Assignment:
Every entry is to be returned exactly as it stands; the pictures are to be dropped.
<<<<
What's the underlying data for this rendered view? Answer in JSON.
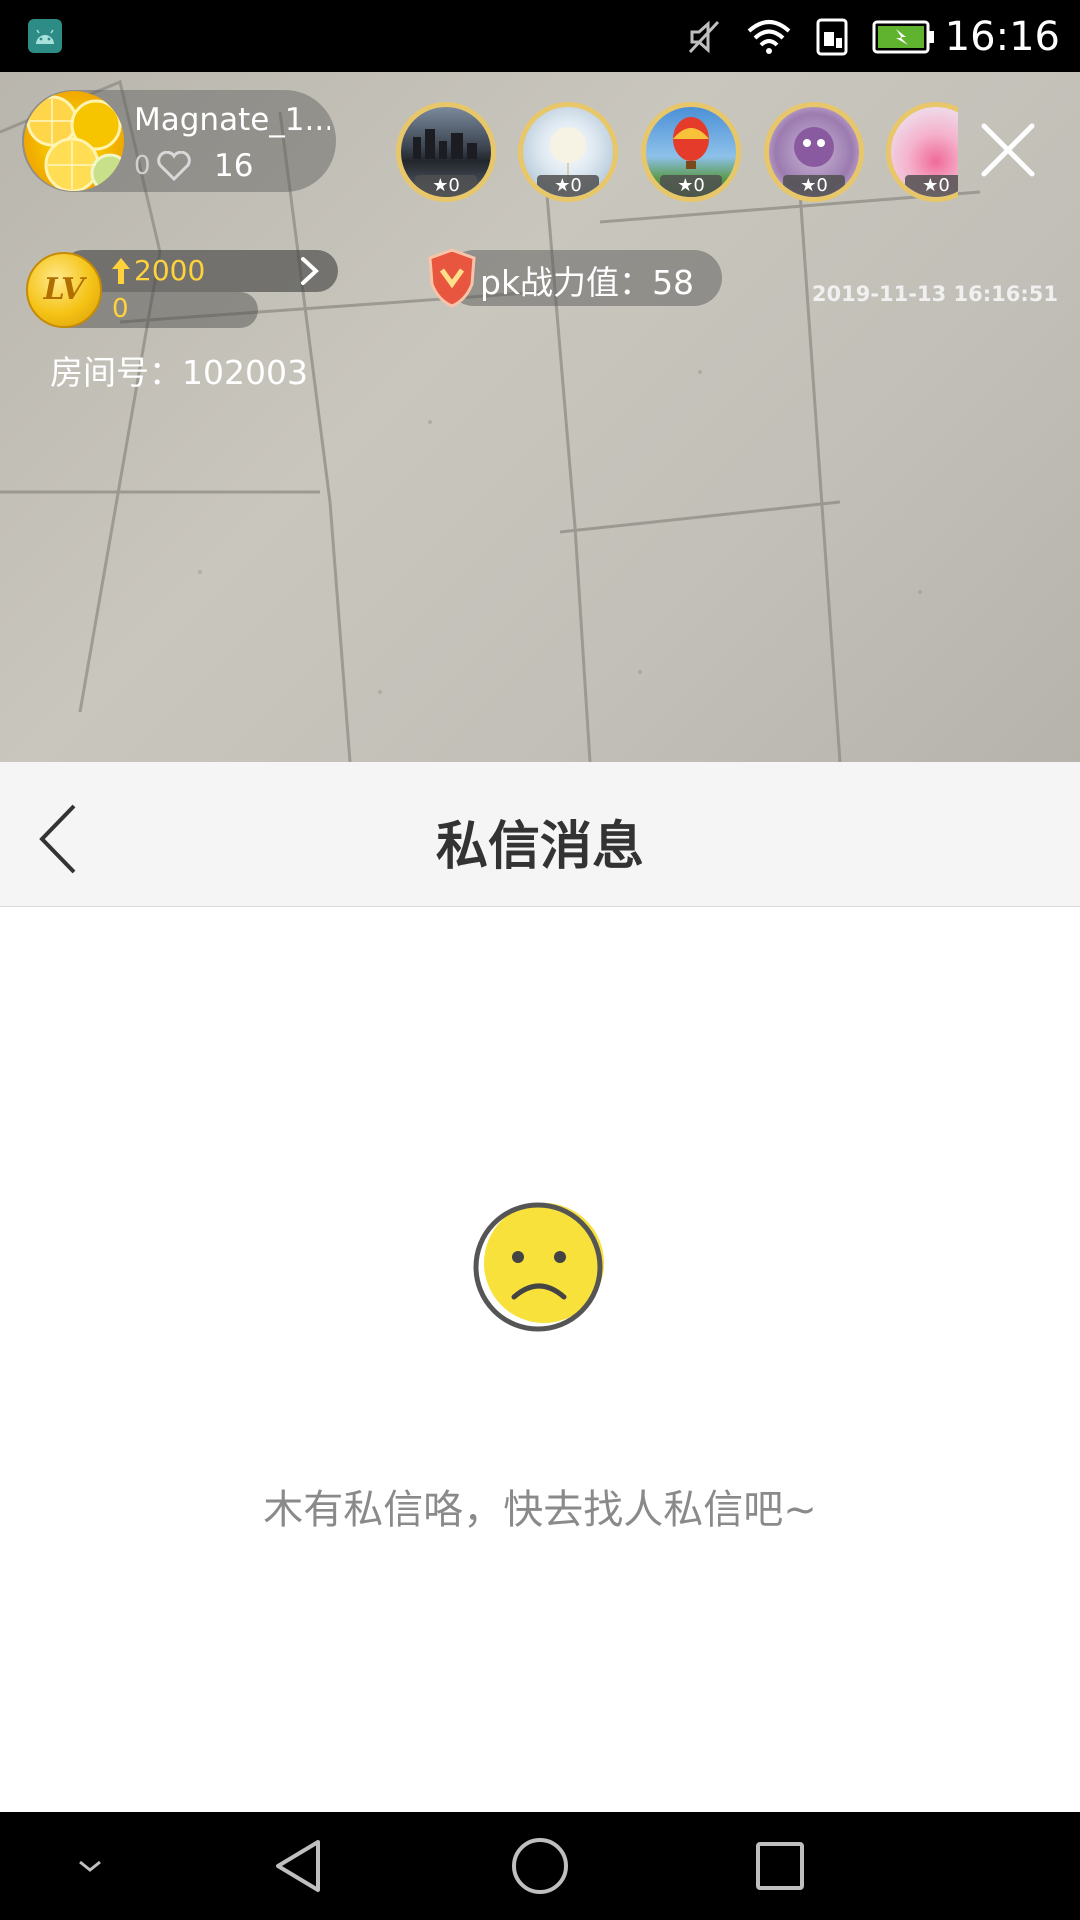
{
  "status_bar": {
    "time": "16:16",
    "icons": [
      "android-debug-icon",
      "mute-icon",
      "wifi-icon",
      "sim-icon",
      "battery-charging-icon"
    ]
  },
  "live_room": {
    "anchor_name": "Magnate_1...",
    "anchor_likes_prefix": "0",
    "anchor_likes": "16",
    "viewers": [
      {
        "badge": "0"
      },
      {
        "badge": "0"
      },
      {
        "badge": "0"
      },
      {
        "badge": "0"
      },
      {
        "badge": "0"
      }
    ],
    "level_points": "2000",
    "level_value": "0",
    "level_badge": "LV",
    "pk_label": "pk战力值：",
    "pk_value": "58",
    "timestamp": "2019-11-13 16:16:51",
    "room_number": "房间号：102003"
  },
  "messages_panel": {
    "title": "私信消息",
    "empty_text": "木有私信咯，快去找人私信吧~"
  },
  "nav_bar": {
    "buttons": [
      "hide-keyboard",
      "back",
      "home",
      "recents"
    ]
  },
  "colors": {
    "accent_yellow": "#ffd23b",
    "face_yellow": "#f7e13a",
    "header_bg": "#f5f5f5"
  }
}
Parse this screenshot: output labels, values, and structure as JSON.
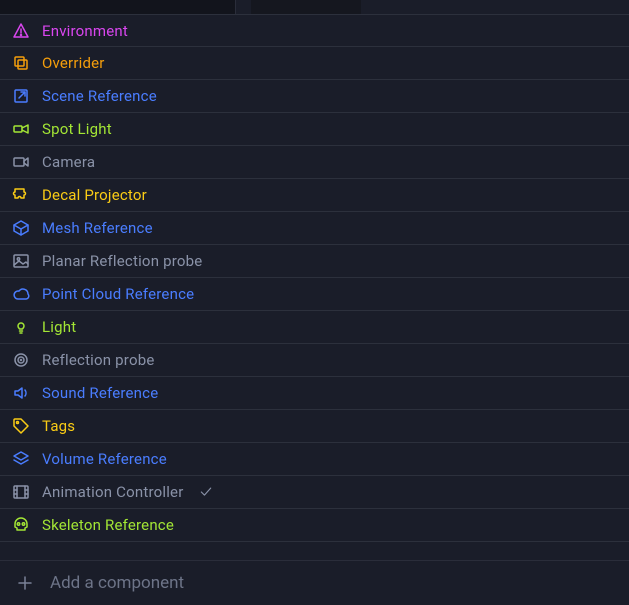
{
  "components": [
    {
      "id": "environment",
      "label": "Environment",
      "icon": "warning-icon",
      "color": "magenta",
      "check": false
    },
    {
      "id": "overrider",
      "label": "Overrider",
      "icon": "copy-icon",
      "color": "orange",
      "check": false
    },
    {
      "id": "scene-reference",
      "label": "Scene Reference",
      "icon": "popout-icon",
      "color": "blue",
      "check": false
    },
    {
      "id": "spot-light",
      "label": "Spot Light",
      "icon": "spotlight-icon",
      "color": "lime",
      "check": false
    },
    {
      "id": "camera",
      "label": "Camera",
      "icon": "camera-icon",
      "color": "gray",
      "check": false
    },
    {
      "id": "decal-projector",
      "label": "Decal Projector",
      "icon": "puzzle-icon",
      "color": "yellow",
      "check": false
    },
    {
      "id": "mesh-reference",
      "label": "Mesh Reference",
      "icon": "cube-icon",
      "color": "blue",
      "check": false
    },
    {
      "id": "planar-reflection",
      "label": "Planar Reflection probe",
      "icon": "image-icon",
      "color": "gray",
      "check": false
    },
    {
      "id": "point-cloud-reference",
      "label": "Point Cloud Reference",
      "icon": "cloud-icon",
      "color": "blue",
      "check": false
    },
    {
      "id": "light",
      "label": "Light",
      "icon": "bulb-icon",
      "color": "lime",
      "check": false
    },
    {
      "id": "reflection-probe",
      "label": "Reflection probe",
      "icon": "target-icon",
      "color": "gray",
      "check": false
    },
    {
      "id": "sound-reference",
      "label": "Sound Reference",
      "icon": "speaker-icon",
      "color": "blue",
      "check": false
    },
    {
      "id": "tags",
      "label": "Tags",
      "icon": "tag-icon",
      "color": "yellow",
      "check": false
    },
    {
      "id": "volume-reference",
      "label": "Volume Reference",
      "icon": "layers-icon",
      "color": "blue",
      "check": false
    },
    {
      "id": "animation-controller",
      "label": "Animation Controller",
      "icon": "film-icon",
      "color": "gray",
      "check": true
    },
    {
      "id": "skeleton-reference",
      "label": "Skeleton Reference",
      "icon": "skull-icon",
      "color": "lime",
      "check": false
    }
  ],
  "footer": {
    "placeholder": "Add a component"
  }
}
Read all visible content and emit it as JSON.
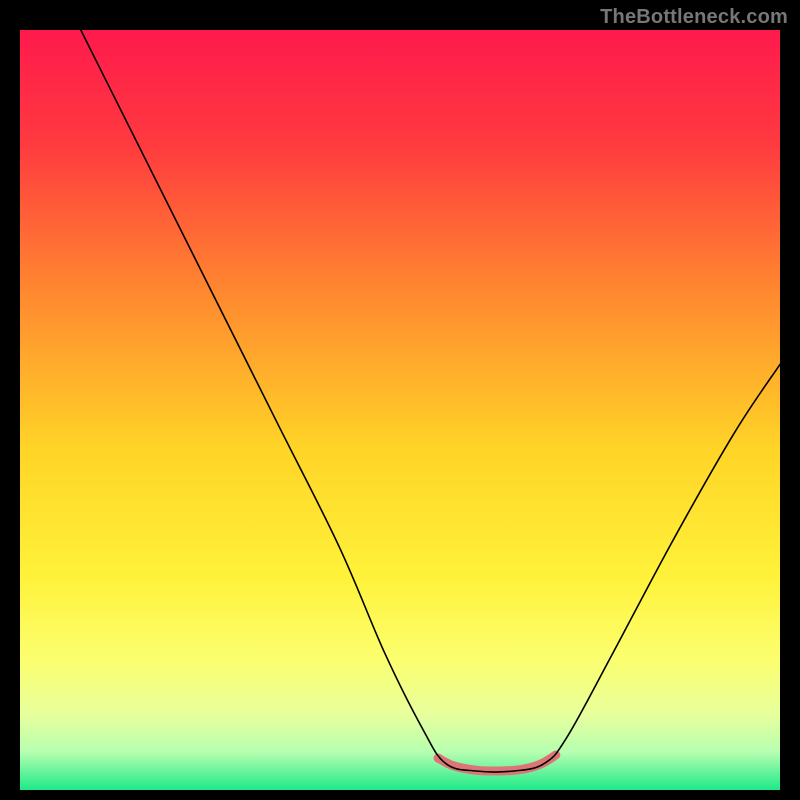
{
  "watermark": "TheBottleneck.com",
  "chart_data": {
    "type": "line",
    "title": "",
    "xlabel": "",
    "ylabel": "",
    "xlim": [
      0,
      100
    ],
    "ylim": [
      0,
      100
    ],
    "background_gradient": {
      "stops": [
        {
          "offset": 0,
          "color": "#ff1a4d"
        },
        {
          "offset": 15,
          "color": "#ff3a3f"
        },
        {
          "offset": 35,
          "color": "#ff8a2f"
        },
        {
          "offset": 55,
          "color": "#ffd427"
        },
        {
          "offset": 72,
          "color": "#fff23a"
        },
        {
          "offset": 83,
          "color": "#fbff70"
        },
        {
          "offset": 90,
          "color": "#e8ff9c"
        },
        {
          "offset": 95,
          "color": "#b6ffb0"
        },
        {
          "offset": 100,
          "color": "#1ee98a"
        }
      ]
    },
    "series": [
      {
        "name": "bottleneck-curve",
        "stroke": "#000000",
        "stroke_width": 1.6,
        "points": [
          {
            "x": 8,
            "y": 100
          },
          {
            "x": 12,
            "y": 92
          },
          {
            "x": 18,
            "y": 80
          },
          {
            "x": 26,
            "y": 64
          },
          {
            "x": 34,
            "y": 48
          },
          {
            "x": 42,
            "y": 32
          },
          {
            "x": 48,
            "y": 18
          },
          {
            "x": 53,
            "y": 8
          },
          {
            "x": 56,
            "y": 3.5
          },
          {
            "x": 60,
            "y": 2.5
          },
          {
            "x": 65,
            "y": 2.5
          },
          {
            "x": 69,
            "y": 3.5
          },
          {
            "x": 72,
            "y": 7
          },
          {
            "x": 78,
            "y": 18
          },
          {
            "x": 86,
            "y": 33
          },
          {
            "x": 94,
            "y": 47
          },
          {
            "x": 100,
            "y": 56
          }
        ]
      },
      {
        "name": "bottom-highlight",
        "stroke": "#dd7576",
        "stroke_width": 9,
        "points": [
          {
            "x": 55,
            "y": 4.2
          },
          {
            "x": 57,
            "y": 3.2
          },
          {
            "x": 60,
            "y": 2.6
          },
          {
            "x": 63,
            "y": 2.5
          },
          {
            "x": 66,
            "y": 2.7
          },
          {
            "x": 68.5,
            "y": 3.4
          },
          {
            "x": 70.5,
            "y": 4.6
          }
        ]
      }
    ]
  }
}
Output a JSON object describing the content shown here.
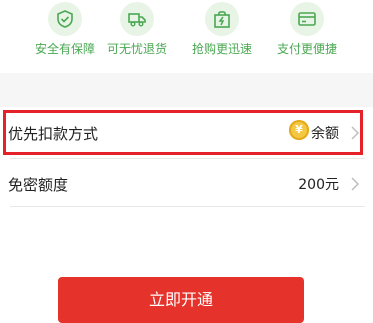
{
  "benefits": [
    {
      "label": "安全有保障",
      "icon": "shield-check-icon"
    },
    {
      "label": "可无忧退货",
      "icon": "truck-return-icon"
    },
    {
      "label": "抢购更迅速",
      "icon": "shopping-bag-bolt-icon"
    },
    {
      "label": "支付更便捷",
      "icon": "credit-card-icon"
    }
  ],
  "settings": {
    "priority_payment": {
      "label": "优先扣款方式",
      "value": "余额",
      "coin_symbol": "¥"
    },
    "password_free_limit": {
      "label": "免密额度",
      "value": "200元"
    }
  },
  "primary_button": {
    "label": "立即开通"
  },
  "colors": {
    "accent_green": "#4aa852",
    "highlight_red": "#e5222a",
    "button_red": "#e5322b"
  }
}
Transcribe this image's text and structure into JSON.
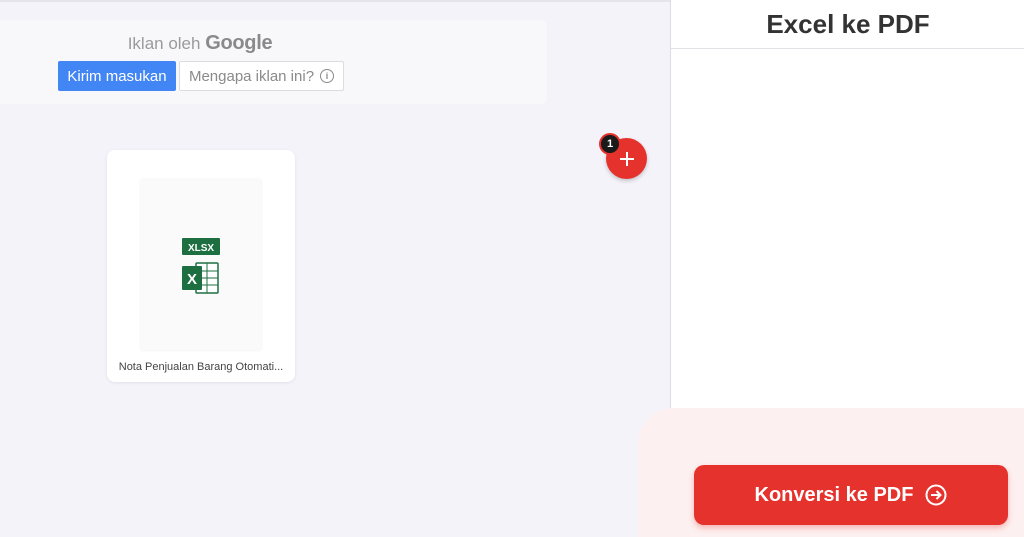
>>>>
Output of the exercise:
What's the underlying data for this rendered view? Answer in JSON.
{
  "status_bar": {
    "time": "16:16",
    "icons": [
      "android-debug-icon",
      "mute-icon",
      "wifi-icon",
      "sim-icon",
      "battery-charging-icon"
    ]
  },
  "live_room": {
    "anchor_name": "Magnate_1...",
    "anchor_likes_prefix": "0",
    "anchor_likes": "16",
    "viewers": [
      {
        "badge": "0"
      },
      {
        "badge": "0"
      },
      {
        "badge": "0"
      },
      {
        "badge": "0"
      },
      {
        "badge": "0"
      }
    ],
    "level_points": "2000",
    "level_value": "0",
    "level_badge": "LV",
    "pk_label": "pk战力值：",
    "pk_value": "58",
    "timestamp": "2019-11-13 16:16:51",
    "room_number": "房间号：102003"
  },
  "messages_panel": {
    "title": "私信消息",
    "empty_text": "木有私信咯，快去找人私信吧~"
  },
  "nav_bar": {
    "buttons": [
      "hide-keyboard",
      "back",
      "home",
      "recents"
    ]
  },
  "colors": {
    "accent_yellow": "#ffd23b",
    "face_yellow": "#f7e13a",
    "header_bg": "#f5f5f5"
  }
}
Parse this screenshot: output labels, values, and structure as JSON.
{
  "components": [
    {
      "id": "environment",
      "label": "Environment",
      "icon": "warning-icon",
      "color": "magenta",
      "check": false
    },
    {
      "id": "overrider",
      "label": "Overrider",
      "icon": "copy-icon",
      "color": "orange",
      "check": false
    },
    {
      "id": "scene-reference",
      "label": "Scene Reference",
      "icon": "popout-icon",
      "color": "blue",
      "check": false
    },
    {
      "id": "spot-light",
      "label": "Spot Light",
      "icon": "spotlight-icon",
      "color": "lime",
      "check": false
    },
    {
      "id": "camera",
      "label": "Camera",
      "icon": "camera-icon",
      "color": "gray",
      "check": false
    },
    {
      "id": "decal-projector",
      "label": "Decal Projector",
      "icon": "puzzle-icon",
      "color": "yellow",
      "check": false
    },
    {
      "id": "mesh-reference",
      "label": "Mesh Reference",
      "icon": "cube-icon",
      "color": "blue",
      "check": false
    },
    {
      "id": "planar-reflection",
      "label": "Planar Reflection probe",
      "icon": "image-icon",
      "color": "gray",
      "check": false
    },
    {
      "id": "point-cloud-reference",
      "label": "Point Cloud Reference",
      "icon": "cloud-icon",
      "color": "blue",
      "check": false
    },
    {
      "id": "light",
      "label": "Light",
      "icon": "bulb-icon",
      "color": "lime",
      "check": false
    },
    {
      "id": "reflection-probe",
      "label": "Reflection probe",
      "icon": "target-icon",
      "color": "gray",
      "check": false
    },
    {
      "id": "sound-reference",
      "label": "Sound Reference",
      "icon": "speaker-icon",
      "color": "blue",
      "check": false
    },
    {
      "id": "tags",
      "label": "Tags",
      "icon": "tag-icon",
      "color": "yellow",
      "check": false
    },
    {
      "id": "volume-reference",
      "label": "Volume Reference",
      "icon": "layers-icon",
      "color": "blue",
      "check": false
    },
    {
      "id": "animation-controller",
      "label": "Animation Controller",
      "icon": "film-icon",
      "color": "gray",
      "check": true
    },
    {
      "id": "skeleton-reference",
      "label": "Skeleton Reference",
      "icon": "skull-icon",
      "color": "lime",
      "check": false
    }
  ],
  "footer": {
    "placeholder": "Add a component"
  }
}
Read all visible content and emit it as JSON.
{
  "watermark": "TheBottleneck.com",
  "chart_data": {
    "type": "line",
    "title": "",
    "xlabel": "",
    "ylabel": "",
    "xlim": [
      0,
      100
    ],
    "ylim": [
      0,
      100
    ],
    "background_gradient": {
      "stops": [
        {
          "offset": 0,
          "color": "#ff1a4d"
        },
        {
          "offset": 15,
          "color": "#ff3a3f"
        },
        {
          "offset": 35,
          "color": "#ff8a2f"
        },
        {
          "offset": 55,
          "color": "#ffd427"
        },
        {
          "offset": 72,
          "color": "#fff23a"
        },
        {
          "offset": 83,
          "color": "#fbff70"
        },
        {
          "offset": 90,
          "color": "#e8ff9c"
        },
        {
          "offset": 95,
          "color": "#b6ffb0"
        },
        {
          "offset": 100,
          "color": "#1ee98a"
        }
      ]
    },
    "series": [
      {
        "name": "bottleneck-curve",
        "stroke": "#000000",
        "stroke_width": 1.6,
        "points": [
          {
            "x": 8,
            "y": 100
          },
          {
            "x": 12,
            "y": 92
          },
          {
            "x": 18,
            "y": 80
          },
          {
            "x": 26,
            "y": 64
          },
          {
            "x": 34,
            "y": 48
          },
          {
            "x": 42,
            "y": 32
          },
          {
            "x": 48,
            "y": 18
          },
          {
            "x": 53,
            "y": 8
          },
          {
            "x": 56,
            "y": 3.5
          },
          {
            "x": 60,
            "y": 2.5
          },
          {
            "x": 65,
            "y": 2.5
          },
          {
            "x": 69,
            "y": 3.5
          },
          {
            "x": 72,
            "y": 7
          },
          {
            "x": 78,
            "y": 18
          },
          {
            "x": 86,
            "y": 33
          },
          {
            "x": 94,
            "y": 47
          },
          {
            "x": 100,
            "y": 56
          }
        ]
      },
      {
        "name": "bottom-highlight",
        "stroke": "#dd7576",
        "stroke_width": 9,
        "points": [
          {
            "x": 55,
            "y": 4.2
          },
          {
            "x": 57,
            "y": 3.2
          },
          {
            "x": 60,
            "y": 2.6
          },
          {
            "x": 63,
            "y": 2.5
          },
          {
            "x": 66,
            "y": 2.7
          },
          {
            "x": 68.5,
            "y": 3.4
          },
          {
            "x": 70.5,
            "y": 4.6
          }
        ]
      }
    ]
  }
}
Output a JSON object describing the content shown here.
{
  "benefits": [
    {
      "label": "安全有保障",
      "icon": "shield-check-icon"
    },
    {
      "label": "可无忧退货",
      "icon": "truck-return-icon"
    },
    {
      "label": "抢购更迅速",
      "icon": "shopping-bag-bolt-icon"
    },
    {
      "label": "支付更便捷",
      "icon": "credit-card-icon"
    }
  ],
  "settings": {
    "priority_payment": {
      "label": "优先扣款方式",
      "value": "余额",
      "coin_symbol": "¥"
    },
    "password_free_limit": {
      "label": "免密额度",
      "value": "200元"
    }
  },
  "primary_button": {
    "label": "立即开通"
  },
  "colors": {
    "accent_green": "#4aa852",
    "highlight_red": "#e5222a",
    "button_red": "#e5322b"
  }
}
Transcribe this image's text and structure into JSON.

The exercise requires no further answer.